Laboratory of Biology of Cytoskeleton


Microtubules, tubulin isotypes, γ-tubulin complexes, regulation of microtubule nucleation, signal transduction

Microtubules are intracellular dynamic polymers made up of polymorphic αβ-tubulin heterodimers and a large number of microtubule-associated proteins. Microtubules are required for vital processes in eukaryotic cells, including cell division, maintenance of cell shape, intracellular transport, and signal transduction. The organization of microtubules in cells is controlled by microtubule organizing centres (MTOCs) as centrosomes. The key components of MTOCs are γ-tubulin complexes essential for microtubule nucleation. The regulatory mechanisms of γ-tubulin complex activation are just about to begin to be understood.

The long-term research programme of the laboratory includes study of the structure-function relationships of microtubule proteins and their interactions with other cytoskeletal elements in cells under normal and pathological conditions. In recent years, the research efforts have concentrated on elucidation of the molecular mechanisms governing microtubule nucleation and dynamics and the role of γ-tubulin in these processes. It has been shown that γ-tubulin is post-translationally modified and forms complexes with protein tyrosine kinases and phosphatases. An important role in the regulation of microtubule nucleation is played by the GIT/βPIX signalling complex. We have documented in experiments that the properties of γ-tubulin change during differentiation events and that γ-tubulin-2 could have a pro-survival function in neurons. The presence of γ-tubulin was demonstrated in membrane-associated complexes and in the nuclei, where it modulates DNA damage G2/M checkpoint activation through tumour suppressor protein C53. We have also shown that microtubule dynamics in vitro and in cells could be modulated by nanosecond-pulsed electric fields.

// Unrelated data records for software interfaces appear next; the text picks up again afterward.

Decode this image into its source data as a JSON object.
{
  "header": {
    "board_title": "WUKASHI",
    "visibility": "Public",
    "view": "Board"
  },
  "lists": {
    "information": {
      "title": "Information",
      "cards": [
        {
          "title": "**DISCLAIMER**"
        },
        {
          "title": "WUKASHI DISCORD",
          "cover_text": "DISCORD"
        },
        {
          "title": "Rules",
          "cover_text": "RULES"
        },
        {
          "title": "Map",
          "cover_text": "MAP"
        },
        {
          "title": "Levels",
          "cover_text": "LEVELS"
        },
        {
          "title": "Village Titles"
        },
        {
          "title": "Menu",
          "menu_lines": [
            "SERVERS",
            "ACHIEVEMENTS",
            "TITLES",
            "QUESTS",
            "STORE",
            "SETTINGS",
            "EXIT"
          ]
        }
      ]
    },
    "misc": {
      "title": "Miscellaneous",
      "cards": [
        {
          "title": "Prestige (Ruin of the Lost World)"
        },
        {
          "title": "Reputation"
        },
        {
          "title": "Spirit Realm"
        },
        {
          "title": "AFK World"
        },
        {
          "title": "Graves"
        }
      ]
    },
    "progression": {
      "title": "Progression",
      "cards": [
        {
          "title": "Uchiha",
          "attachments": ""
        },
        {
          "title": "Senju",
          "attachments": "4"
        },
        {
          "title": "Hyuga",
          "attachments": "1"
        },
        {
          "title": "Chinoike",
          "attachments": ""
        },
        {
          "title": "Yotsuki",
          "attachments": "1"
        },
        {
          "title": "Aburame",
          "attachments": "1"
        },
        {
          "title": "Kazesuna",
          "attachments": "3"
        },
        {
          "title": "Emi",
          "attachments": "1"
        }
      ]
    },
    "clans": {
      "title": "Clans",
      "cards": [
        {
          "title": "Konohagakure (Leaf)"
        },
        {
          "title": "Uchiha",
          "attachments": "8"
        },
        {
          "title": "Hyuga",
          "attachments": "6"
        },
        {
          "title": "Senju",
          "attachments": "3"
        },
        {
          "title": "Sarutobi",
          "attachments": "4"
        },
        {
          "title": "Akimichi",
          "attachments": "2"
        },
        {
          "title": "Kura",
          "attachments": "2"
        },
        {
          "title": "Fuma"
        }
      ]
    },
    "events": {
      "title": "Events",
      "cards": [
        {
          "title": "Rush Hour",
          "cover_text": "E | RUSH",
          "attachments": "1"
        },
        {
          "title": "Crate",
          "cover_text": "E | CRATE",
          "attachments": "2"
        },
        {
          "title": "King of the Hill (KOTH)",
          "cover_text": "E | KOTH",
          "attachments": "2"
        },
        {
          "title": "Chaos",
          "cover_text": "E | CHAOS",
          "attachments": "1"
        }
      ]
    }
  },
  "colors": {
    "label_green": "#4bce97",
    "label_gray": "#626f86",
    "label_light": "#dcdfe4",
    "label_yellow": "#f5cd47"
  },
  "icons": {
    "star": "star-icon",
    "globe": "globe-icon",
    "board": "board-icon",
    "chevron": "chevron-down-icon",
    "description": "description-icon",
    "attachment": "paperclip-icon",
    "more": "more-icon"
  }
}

Our current work focuses on deciphering the regulatory mechanisms of microtubule nucleation in activated mast cells and the role of signal transduction molecules in this event. We also study microtubule organization under endoplasmic reticulum stress and the function of neuronal γ-tubulin-2 isotype. Finally, we define the new roles of actin-associated profilin in the regulation of microtubule organization. To address these questions, we use techniques of molecular biology, biochemistry, and immunology, as well as a variety of microscopic techniques, including live-cell imaging and quantification of microtubule nucleation and dynamics.

Microtubule nucleation from centrosomes in cells and in vitro.
Microtubule nucleation from centrosomes in cells and in vitro. (a) Human osteosarcoma cells U2OS stained for microtubules with antibody to β-tubulin (green) and for centrosomes with antibody to γ-tubulin (red). DNA in blue. Scale bar, 20 μm. (b) Centrosomes isolated from U2OS cells by sucrose gradient centrifugation were incubated with 1.2 mg/ml tubulin in the presence of 1 mM GTP for 20 min at 37℃. After fixation, centrosomes were centrifuged through a glycerol cushion onto a coverslip and immunostained for pericentrin to mark centrosomes (green) and for β-tubulin to mark microtubules (red). Scale bar, 20 μm.